*** Opening Source material ***

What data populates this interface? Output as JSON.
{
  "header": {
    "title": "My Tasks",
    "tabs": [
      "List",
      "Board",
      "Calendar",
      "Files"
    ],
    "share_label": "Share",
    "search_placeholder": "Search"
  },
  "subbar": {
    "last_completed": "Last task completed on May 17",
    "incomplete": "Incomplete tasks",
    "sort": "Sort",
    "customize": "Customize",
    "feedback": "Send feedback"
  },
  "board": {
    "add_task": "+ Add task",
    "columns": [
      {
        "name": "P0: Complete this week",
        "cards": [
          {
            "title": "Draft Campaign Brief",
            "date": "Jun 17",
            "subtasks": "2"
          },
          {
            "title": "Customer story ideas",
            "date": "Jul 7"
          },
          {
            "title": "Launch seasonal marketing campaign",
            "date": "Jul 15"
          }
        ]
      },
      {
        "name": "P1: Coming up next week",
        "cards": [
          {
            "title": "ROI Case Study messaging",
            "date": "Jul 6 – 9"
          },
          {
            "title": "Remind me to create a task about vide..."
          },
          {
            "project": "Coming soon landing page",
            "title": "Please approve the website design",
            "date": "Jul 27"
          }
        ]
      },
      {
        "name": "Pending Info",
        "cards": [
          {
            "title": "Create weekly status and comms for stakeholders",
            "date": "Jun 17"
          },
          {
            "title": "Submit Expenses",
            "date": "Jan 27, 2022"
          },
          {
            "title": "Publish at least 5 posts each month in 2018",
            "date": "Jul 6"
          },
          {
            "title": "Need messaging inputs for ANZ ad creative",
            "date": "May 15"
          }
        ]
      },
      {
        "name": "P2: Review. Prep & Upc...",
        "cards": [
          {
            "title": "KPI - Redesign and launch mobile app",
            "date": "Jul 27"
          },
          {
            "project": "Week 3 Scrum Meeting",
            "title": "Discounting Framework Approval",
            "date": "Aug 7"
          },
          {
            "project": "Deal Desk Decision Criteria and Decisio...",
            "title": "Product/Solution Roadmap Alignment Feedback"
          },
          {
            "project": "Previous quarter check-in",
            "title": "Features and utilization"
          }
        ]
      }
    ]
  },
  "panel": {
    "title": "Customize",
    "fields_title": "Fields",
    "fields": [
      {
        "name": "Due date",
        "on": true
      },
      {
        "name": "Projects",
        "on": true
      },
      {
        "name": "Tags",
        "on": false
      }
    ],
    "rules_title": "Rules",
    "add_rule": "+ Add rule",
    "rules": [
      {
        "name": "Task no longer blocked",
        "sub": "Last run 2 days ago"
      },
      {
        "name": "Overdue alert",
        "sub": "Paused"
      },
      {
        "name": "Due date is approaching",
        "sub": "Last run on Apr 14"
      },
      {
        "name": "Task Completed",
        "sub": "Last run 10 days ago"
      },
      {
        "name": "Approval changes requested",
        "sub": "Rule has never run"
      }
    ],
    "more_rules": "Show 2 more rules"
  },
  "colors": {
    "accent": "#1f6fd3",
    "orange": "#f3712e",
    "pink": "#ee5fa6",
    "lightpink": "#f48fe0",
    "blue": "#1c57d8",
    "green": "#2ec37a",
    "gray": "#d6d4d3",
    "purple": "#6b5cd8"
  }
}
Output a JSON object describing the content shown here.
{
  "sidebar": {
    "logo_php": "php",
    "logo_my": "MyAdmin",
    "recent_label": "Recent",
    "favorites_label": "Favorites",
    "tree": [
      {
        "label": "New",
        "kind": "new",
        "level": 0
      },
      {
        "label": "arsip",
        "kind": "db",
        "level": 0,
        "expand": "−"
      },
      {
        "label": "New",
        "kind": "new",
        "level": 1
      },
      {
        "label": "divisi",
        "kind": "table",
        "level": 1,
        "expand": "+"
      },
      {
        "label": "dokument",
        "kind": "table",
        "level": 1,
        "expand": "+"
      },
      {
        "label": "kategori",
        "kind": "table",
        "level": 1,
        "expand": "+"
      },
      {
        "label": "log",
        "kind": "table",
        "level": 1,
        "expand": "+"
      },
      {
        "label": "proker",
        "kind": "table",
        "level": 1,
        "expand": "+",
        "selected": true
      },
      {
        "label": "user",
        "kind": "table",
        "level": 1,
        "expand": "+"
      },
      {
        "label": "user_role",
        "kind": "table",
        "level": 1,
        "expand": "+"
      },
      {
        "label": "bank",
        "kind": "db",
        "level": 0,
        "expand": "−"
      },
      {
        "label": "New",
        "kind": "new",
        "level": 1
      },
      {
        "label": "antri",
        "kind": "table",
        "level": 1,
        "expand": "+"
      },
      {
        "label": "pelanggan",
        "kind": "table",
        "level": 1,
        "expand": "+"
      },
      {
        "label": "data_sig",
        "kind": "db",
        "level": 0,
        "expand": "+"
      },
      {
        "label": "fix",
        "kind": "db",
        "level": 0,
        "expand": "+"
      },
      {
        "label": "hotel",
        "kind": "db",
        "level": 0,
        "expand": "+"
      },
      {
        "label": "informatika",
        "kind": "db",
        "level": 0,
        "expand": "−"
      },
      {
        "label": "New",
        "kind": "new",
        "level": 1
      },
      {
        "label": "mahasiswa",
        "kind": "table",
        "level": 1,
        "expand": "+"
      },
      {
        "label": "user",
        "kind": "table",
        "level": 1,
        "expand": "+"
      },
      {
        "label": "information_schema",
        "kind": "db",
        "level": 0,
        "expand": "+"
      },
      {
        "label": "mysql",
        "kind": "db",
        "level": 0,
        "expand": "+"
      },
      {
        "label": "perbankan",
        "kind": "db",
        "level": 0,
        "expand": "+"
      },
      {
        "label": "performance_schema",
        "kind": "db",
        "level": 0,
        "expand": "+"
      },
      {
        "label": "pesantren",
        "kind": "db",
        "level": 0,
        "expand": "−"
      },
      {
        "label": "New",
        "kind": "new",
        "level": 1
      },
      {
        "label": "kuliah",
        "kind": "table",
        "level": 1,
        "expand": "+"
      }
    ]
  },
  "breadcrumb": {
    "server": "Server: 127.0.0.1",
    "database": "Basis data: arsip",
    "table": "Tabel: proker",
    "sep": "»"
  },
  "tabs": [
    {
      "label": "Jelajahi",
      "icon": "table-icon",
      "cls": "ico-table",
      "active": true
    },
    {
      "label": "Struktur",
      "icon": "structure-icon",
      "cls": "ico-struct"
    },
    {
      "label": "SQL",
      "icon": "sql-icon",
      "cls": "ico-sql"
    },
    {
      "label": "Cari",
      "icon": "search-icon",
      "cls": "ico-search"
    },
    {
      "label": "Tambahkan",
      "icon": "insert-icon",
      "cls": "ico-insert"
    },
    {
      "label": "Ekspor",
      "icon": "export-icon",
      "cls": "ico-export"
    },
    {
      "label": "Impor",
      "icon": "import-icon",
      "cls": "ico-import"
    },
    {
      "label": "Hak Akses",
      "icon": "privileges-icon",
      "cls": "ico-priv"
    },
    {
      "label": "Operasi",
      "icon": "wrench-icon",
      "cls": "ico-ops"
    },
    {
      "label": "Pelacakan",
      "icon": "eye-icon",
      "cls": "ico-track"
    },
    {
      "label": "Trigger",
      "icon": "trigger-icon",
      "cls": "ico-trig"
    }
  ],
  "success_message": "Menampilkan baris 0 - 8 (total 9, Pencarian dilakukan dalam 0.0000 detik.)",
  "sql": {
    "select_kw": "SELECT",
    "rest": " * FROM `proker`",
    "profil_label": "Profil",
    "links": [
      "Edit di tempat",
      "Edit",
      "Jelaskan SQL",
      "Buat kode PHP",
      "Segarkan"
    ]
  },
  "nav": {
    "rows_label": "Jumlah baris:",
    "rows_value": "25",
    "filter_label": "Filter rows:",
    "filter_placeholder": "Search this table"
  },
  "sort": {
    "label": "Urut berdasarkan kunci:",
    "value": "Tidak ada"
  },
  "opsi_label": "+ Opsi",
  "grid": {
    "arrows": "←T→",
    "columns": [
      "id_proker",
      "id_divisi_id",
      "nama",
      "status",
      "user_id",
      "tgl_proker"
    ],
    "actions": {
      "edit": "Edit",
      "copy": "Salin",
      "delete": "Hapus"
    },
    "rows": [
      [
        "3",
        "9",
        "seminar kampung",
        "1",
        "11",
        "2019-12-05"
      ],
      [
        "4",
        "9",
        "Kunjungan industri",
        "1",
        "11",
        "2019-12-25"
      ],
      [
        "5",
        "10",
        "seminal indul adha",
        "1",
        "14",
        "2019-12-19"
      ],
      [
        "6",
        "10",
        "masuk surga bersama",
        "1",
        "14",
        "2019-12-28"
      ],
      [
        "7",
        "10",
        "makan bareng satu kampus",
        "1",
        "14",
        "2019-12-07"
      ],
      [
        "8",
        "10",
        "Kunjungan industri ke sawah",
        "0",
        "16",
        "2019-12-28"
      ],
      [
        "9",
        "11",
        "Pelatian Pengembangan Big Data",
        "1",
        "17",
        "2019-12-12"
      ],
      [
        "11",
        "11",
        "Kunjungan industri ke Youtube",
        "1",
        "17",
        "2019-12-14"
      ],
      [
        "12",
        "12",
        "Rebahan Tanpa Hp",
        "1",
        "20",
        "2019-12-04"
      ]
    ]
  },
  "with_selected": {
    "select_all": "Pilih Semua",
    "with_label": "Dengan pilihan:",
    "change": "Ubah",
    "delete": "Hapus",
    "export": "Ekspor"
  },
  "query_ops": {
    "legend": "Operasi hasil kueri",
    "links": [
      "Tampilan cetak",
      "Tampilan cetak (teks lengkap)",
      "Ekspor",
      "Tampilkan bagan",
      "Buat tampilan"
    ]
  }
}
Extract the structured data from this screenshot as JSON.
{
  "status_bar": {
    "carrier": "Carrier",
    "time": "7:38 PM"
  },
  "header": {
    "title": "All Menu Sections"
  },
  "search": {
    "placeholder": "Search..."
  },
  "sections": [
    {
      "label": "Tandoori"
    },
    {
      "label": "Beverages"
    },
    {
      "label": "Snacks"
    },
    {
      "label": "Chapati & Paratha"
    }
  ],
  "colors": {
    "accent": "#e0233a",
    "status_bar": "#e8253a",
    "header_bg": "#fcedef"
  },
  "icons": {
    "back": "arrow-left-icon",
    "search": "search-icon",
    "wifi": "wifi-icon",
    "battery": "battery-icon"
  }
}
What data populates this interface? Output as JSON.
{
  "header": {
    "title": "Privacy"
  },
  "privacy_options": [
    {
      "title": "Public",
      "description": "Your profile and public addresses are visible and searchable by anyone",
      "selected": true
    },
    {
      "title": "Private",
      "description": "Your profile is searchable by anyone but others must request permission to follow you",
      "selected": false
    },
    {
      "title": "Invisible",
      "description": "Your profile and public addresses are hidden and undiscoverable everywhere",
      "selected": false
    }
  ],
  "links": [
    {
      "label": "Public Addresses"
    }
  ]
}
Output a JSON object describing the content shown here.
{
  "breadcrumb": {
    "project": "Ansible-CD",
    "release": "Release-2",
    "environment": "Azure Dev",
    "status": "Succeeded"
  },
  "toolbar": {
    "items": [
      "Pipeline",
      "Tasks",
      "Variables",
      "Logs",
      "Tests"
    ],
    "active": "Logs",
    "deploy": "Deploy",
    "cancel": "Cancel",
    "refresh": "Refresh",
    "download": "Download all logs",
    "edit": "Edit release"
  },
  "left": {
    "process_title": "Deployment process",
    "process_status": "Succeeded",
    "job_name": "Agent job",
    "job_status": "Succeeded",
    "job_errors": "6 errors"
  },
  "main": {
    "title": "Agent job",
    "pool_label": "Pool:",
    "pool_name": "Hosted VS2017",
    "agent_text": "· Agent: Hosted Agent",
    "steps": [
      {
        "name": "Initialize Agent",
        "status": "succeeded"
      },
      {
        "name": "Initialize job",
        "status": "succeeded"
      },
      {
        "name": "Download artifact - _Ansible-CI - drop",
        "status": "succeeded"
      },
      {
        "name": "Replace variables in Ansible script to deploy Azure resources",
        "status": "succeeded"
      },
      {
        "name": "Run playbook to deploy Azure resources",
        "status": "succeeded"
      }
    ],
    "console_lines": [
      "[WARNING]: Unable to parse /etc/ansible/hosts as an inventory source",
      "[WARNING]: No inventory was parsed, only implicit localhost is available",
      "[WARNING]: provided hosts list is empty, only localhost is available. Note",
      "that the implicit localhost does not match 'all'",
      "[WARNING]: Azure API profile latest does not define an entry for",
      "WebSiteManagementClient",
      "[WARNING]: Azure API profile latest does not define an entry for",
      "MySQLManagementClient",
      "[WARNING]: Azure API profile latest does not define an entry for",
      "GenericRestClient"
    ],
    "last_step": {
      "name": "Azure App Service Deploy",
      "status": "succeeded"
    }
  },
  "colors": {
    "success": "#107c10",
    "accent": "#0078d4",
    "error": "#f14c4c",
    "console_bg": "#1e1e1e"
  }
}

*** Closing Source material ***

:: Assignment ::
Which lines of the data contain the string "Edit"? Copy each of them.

:: Answer box ::
      "Edit di tempat",
      "Edit",
      "edit": "Edit",
    "edit": "Edit release"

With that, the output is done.